One week. A one-week break to get some perspective before graduation, before Jessie and her boyfriend, Chris, would have to make all the big, scary decisions about their future. Then, Chris vanishes. The police think he's run away, but Jessie doesn't believe it. Chris is popular and good-looking, about to head off to college on a full-ride baseball scholarship. And he disappeared while going for a run along the river — the same place where some boys from the rival high school beat him up just three weeks ago. Chris is one of the only black kids in a depressed paper mill town, and Jessie is terrified of what might have happened.

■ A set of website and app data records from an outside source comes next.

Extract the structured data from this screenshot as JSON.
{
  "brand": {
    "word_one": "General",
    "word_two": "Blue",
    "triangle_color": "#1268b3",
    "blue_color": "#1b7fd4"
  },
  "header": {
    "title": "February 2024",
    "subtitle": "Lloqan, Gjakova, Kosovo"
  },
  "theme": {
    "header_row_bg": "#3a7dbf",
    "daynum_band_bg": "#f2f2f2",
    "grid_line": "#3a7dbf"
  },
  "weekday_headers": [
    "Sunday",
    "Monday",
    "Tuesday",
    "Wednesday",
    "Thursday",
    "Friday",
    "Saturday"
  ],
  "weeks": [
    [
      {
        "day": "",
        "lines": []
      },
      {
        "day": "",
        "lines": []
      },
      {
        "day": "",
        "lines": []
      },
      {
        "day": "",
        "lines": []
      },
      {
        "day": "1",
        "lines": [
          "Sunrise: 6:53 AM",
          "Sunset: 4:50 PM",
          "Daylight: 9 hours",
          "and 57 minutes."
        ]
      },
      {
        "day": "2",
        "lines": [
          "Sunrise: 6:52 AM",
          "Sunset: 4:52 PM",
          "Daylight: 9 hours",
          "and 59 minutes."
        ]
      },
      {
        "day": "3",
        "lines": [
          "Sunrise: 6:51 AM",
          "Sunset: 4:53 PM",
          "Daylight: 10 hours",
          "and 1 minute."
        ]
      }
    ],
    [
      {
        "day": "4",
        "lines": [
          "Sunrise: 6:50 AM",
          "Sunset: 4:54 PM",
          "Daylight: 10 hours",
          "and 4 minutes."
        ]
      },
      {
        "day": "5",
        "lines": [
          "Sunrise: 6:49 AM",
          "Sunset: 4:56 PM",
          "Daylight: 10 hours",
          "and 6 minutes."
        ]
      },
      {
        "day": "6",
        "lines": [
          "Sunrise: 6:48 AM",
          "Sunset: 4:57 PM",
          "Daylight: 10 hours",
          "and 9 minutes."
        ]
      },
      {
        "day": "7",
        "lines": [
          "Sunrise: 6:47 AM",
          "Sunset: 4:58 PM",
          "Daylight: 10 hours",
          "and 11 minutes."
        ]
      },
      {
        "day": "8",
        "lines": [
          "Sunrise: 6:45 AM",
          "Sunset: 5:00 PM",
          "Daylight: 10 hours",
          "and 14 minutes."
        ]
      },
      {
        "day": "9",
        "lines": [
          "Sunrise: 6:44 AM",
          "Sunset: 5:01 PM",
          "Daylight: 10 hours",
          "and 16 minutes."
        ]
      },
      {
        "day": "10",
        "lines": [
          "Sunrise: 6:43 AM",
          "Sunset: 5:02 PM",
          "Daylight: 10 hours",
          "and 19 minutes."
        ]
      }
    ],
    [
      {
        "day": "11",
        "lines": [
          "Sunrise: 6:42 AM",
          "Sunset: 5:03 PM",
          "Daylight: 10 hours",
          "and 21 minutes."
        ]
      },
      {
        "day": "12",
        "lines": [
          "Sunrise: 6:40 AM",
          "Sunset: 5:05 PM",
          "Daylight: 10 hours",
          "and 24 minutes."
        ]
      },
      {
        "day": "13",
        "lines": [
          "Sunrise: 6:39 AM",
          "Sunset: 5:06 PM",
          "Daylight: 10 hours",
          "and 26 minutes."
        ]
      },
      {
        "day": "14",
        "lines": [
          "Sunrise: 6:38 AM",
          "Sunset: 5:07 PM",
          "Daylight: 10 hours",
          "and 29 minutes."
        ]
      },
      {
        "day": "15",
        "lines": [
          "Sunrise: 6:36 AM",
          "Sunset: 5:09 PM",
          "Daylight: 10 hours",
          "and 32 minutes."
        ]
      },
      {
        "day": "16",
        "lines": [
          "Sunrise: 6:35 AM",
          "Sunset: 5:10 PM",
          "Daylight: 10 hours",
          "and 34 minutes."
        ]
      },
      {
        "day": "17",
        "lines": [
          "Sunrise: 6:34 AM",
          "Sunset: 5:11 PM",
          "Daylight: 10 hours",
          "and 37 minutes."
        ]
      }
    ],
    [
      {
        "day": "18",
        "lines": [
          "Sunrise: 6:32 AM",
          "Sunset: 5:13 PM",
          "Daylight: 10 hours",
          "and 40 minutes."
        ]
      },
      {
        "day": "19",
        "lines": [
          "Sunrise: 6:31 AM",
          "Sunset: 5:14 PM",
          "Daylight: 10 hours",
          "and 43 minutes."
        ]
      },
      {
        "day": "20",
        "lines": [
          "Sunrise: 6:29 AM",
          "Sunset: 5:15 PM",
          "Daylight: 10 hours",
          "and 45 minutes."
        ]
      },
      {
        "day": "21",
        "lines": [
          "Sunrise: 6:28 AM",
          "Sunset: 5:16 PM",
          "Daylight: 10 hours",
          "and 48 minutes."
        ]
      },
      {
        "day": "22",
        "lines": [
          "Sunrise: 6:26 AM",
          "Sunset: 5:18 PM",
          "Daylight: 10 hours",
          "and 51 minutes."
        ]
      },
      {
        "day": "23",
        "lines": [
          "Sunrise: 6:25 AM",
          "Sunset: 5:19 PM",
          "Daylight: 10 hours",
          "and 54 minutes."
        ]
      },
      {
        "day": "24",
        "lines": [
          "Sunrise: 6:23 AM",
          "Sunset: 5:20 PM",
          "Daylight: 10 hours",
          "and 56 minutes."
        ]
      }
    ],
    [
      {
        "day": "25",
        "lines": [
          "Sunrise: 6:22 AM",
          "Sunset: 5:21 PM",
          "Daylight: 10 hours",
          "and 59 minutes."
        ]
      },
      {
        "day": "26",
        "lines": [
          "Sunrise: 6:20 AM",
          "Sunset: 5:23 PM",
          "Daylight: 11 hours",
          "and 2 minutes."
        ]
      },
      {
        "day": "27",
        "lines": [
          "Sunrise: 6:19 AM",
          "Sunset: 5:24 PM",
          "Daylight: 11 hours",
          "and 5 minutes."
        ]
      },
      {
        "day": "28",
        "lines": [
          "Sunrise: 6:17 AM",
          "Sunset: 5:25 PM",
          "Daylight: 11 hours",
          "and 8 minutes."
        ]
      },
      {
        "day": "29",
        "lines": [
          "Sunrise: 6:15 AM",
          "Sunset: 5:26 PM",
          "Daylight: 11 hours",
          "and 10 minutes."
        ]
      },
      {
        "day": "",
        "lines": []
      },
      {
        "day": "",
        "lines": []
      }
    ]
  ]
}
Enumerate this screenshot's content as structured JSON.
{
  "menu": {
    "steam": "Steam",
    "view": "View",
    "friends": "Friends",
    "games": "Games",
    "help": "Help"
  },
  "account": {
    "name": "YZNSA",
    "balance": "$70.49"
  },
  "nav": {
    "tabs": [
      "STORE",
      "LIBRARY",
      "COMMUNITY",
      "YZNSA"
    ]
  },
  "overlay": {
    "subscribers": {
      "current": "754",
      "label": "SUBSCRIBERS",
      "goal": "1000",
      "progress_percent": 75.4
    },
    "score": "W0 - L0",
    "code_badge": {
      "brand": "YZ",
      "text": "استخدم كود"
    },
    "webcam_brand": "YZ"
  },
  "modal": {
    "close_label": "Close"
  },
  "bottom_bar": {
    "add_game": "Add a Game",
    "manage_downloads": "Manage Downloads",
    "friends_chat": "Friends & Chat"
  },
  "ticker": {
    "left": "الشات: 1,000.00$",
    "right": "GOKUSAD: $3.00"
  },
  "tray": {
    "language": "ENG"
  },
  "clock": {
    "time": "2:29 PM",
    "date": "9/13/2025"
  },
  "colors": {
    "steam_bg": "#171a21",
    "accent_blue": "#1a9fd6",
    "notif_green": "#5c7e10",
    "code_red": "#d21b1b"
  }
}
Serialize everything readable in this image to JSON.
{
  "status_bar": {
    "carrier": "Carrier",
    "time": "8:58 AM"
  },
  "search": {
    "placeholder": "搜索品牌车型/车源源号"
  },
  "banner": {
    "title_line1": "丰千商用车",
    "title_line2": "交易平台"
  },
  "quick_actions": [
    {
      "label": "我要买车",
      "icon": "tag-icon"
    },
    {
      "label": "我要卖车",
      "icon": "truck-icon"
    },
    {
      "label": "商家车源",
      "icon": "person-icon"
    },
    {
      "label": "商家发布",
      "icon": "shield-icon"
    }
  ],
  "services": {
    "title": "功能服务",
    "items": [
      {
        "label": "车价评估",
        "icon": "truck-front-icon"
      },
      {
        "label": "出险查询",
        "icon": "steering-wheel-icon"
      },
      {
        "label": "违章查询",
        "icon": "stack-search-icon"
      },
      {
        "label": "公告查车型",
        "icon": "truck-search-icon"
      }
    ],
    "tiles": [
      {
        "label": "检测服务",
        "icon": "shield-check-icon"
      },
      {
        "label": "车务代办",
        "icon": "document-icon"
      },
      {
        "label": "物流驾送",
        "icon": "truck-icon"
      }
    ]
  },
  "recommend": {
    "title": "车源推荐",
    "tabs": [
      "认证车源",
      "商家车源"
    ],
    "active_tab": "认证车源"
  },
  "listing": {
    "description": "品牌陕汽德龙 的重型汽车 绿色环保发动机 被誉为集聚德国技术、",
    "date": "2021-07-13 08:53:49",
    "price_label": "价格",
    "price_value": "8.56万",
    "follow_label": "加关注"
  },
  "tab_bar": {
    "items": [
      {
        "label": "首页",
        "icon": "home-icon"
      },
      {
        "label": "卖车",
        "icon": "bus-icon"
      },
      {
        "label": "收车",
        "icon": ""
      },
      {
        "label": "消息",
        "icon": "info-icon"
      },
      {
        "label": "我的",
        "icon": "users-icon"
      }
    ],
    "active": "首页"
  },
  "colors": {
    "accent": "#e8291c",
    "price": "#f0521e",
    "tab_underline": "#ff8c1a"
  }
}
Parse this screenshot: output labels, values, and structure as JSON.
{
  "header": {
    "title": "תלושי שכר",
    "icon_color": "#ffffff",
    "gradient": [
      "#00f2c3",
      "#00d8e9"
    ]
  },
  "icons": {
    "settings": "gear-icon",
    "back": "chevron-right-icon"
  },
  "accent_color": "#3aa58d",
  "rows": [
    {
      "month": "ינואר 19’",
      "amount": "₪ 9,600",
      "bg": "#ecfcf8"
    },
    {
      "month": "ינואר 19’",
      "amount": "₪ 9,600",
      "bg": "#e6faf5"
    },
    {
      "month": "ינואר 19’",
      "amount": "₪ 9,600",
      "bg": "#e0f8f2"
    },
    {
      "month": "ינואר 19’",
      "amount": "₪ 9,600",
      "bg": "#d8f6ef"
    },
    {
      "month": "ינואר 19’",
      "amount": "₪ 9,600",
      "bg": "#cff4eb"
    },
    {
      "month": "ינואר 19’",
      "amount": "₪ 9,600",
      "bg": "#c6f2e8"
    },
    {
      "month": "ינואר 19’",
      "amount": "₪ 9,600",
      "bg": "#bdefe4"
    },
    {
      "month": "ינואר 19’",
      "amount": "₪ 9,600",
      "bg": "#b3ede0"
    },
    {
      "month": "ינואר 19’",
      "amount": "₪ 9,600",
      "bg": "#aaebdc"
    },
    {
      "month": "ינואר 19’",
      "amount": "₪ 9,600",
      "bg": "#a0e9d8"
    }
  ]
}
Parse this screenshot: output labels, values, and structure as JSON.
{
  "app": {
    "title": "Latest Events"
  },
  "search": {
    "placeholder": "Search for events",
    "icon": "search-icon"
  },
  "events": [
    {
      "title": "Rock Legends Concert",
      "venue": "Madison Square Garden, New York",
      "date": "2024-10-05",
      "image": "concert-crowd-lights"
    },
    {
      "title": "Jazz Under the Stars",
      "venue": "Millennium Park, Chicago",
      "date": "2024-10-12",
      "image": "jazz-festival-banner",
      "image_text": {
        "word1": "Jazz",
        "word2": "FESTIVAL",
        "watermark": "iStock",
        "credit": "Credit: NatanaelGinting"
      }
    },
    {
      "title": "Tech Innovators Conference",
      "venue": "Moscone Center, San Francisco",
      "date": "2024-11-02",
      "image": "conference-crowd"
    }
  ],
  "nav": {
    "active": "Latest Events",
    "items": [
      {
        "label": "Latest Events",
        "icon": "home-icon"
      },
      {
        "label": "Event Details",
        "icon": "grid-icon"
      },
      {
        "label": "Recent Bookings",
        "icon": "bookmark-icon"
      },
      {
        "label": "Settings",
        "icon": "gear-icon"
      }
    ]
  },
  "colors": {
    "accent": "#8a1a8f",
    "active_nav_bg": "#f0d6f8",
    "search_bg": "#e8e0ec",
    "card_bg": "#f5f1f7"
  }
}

As the police are spurred to reluctant action, Jessie and others speak up about the harassment Chris experienced. But there are people in Jessie's town who are infuriated by the suggestion that a boy like Chris would be a target of violence. They smear Chris's character and Jessie begins receiving frightening threats. Every Friday since they started dating, Chris has written Jessie a love letter. Now Jessie is writing Chris a letter of her own to tell him everything that's happening while he's gone. As Jessie searches for answers, she must face her fears, her guilt, and a past more complicated than she would like to admit.
"The plot builds on an intriguing series of clues, exploring gender and racial hate crimes, drug addiction, freak accidents, and mental illness. The book’s strength lies in the normalization of their love story, and while race is often a factor in their relationship, the issues they face ring deep and true.... Purcell handles the nuances of interracial relationships with a remarkably sensitive and observant eye and challenges readers to view racism under a broader category of generalizations." — Kirkus Reviews
|Recommended Age||14 and up|
|Publication Date||Jan 30, 2018|